To David Streitfeld, upon reading his article “Bookstore Chains, Long in Decline, Are Undergoing a Final Shakeout” in the technology section of the New York Times
To riff on your clever Hemingway quote, there are two ways your recent article about the bookselling industry frustrated me—at first, just a little bit, and after a few more readings, a whole lot.
You set out to write about the death of bookstore chains like Book World, but you roped independent bookstores into your obituary, and ended up with a disingenuous mash-up that mangled the facts.
The fate of Book World is not the fate of independent bookstores, which are on the rise. The steady comeback of independent bookstores is so well-reported, I can’t imagine an award-winning journalist such as yourself could have missed it.
Between 2009 and 2015, the American Booksellers Association reported a 35 percent growth in the number of independent bookstores, from 1,651 to 2,227.
It’s simply incorrect to say “bookstores are undergoing a final shakeout,” and your quotes from the mouths of jobless Book World staff about the death of “bookstores” are terribly misleading. You even visited a few Book World stores during the chain’s liquidation sale and reported that traffic was slow! That’s like showing up late to a party and complaining that the wine bottles are empty.
You even used a thriving independent bookseller to back up your claims. Daniel Goldin, one of the most innovative and nimble booksellers in the country, indeed has an independent bookstore so rooted in his community he can turn on a dime. Boswell Book Company is the type of successful bookstore whose numbers are increasing.
I suppose history will be right there with you, saying Book World was the victim of the rise of e-commerce and the convenience of buying books online, and that their locations in struggling shopping malls were the anchor that drew them under. But like your article, these statements are only partially true. Much more has to be said about Book World's sales model to fully understand what brought it down.
I talked with Mark Dupont, Book World’s senior vice president and one of my colleagues. He says, “Chains are difficult to maintain because everything happens from the top down.

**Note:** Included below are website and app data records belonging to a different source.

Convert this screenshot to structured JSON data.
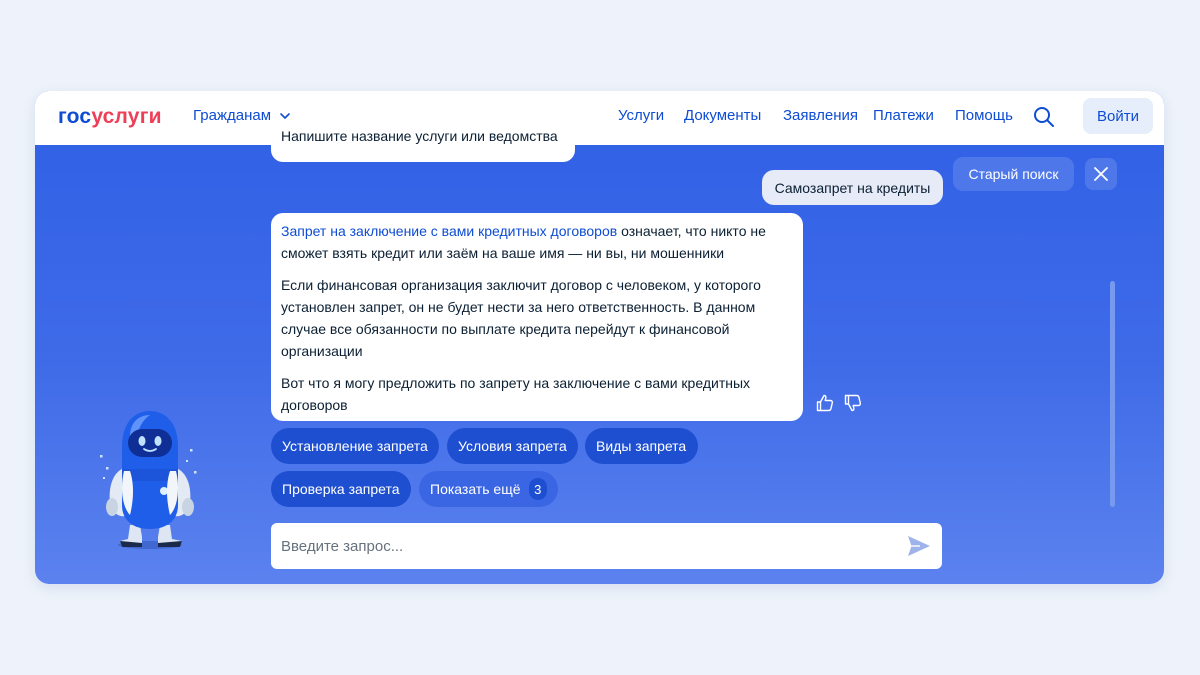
{
  "header": {
    "logo_part1": "гос",
    "logo_part2": "услуги",
    "audience_label": "Гражданам",
    "nav": [
      "Услуги",
      "Документы",
      "Заявления",
      "Платежи",
      "Помощь"
    ],
    "login_label": "Войти"
  },
  "chat": {
    "prev_bot_message": "Напишите название услуги или ведомства",
    "user_message": "Самозапрет на кредиты",
    "old_search_label": "Старый поиск",
    "bot_message": {
      "link_text": "Запрет на заключение с вами кредитных договоров",
      "para1_rest": " означает, что никто не сможет взять кредит или заём на ваше имя — ни вы, ни мошенники",
      "para2": "Если финансовая организация заключит договор с человеком, у которого установлен запрет, он не будет нести за него ответственность. В данном случае все обязанности по выплате кредита перейдут к финансовой организации",
      "para3": "Вот что я могу предложить по запрету на заключение с вами кредитных договоров"
    },
    "suggestions": [
      "Установление запрета",
      "Условия запрета",
      "Виды запрета",
      "Проверка запрета"
    ],
    "show_more_label": "Показать ещё",
    "show_more_count": "3",
    "input_placeholder": "Введите запрос...",
    "input_value": ""
  },
  "icons": {
    "search": "search-icon",
    "chevron": "chevron-down-icon",
    "close": "close-icon",
    "like": "thumbs-up-icon",
    "dislike": "thumbs-down-icon",
    "send": "send-icon",
    "mascot": "robot-mascot"
  },
  "colors": {
    "brand_blue": "#0d4cd3",
    "brand_red": "#ee3f58",
    "chat_bg": "#3f6be8",
    "chip_bg": "#1e4fd0"
  }
}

You can’t cultivate the local community and clientele the same way you can with a single store who has a committed owner and is passionate about their business.”
All of this reminds me of another famous passage from Hemingway in A Farewell to Arms. “The world breaks every one and afterward many are strong at the broken places. But those that will not break it kills.”
Changes in the marketplace will kill those too inflexible to adapt. But those who do, like savvy independent booksellers, come out stronger and better than ever. Now that’s a story I want to read.
Midwest Independent Booksellers Association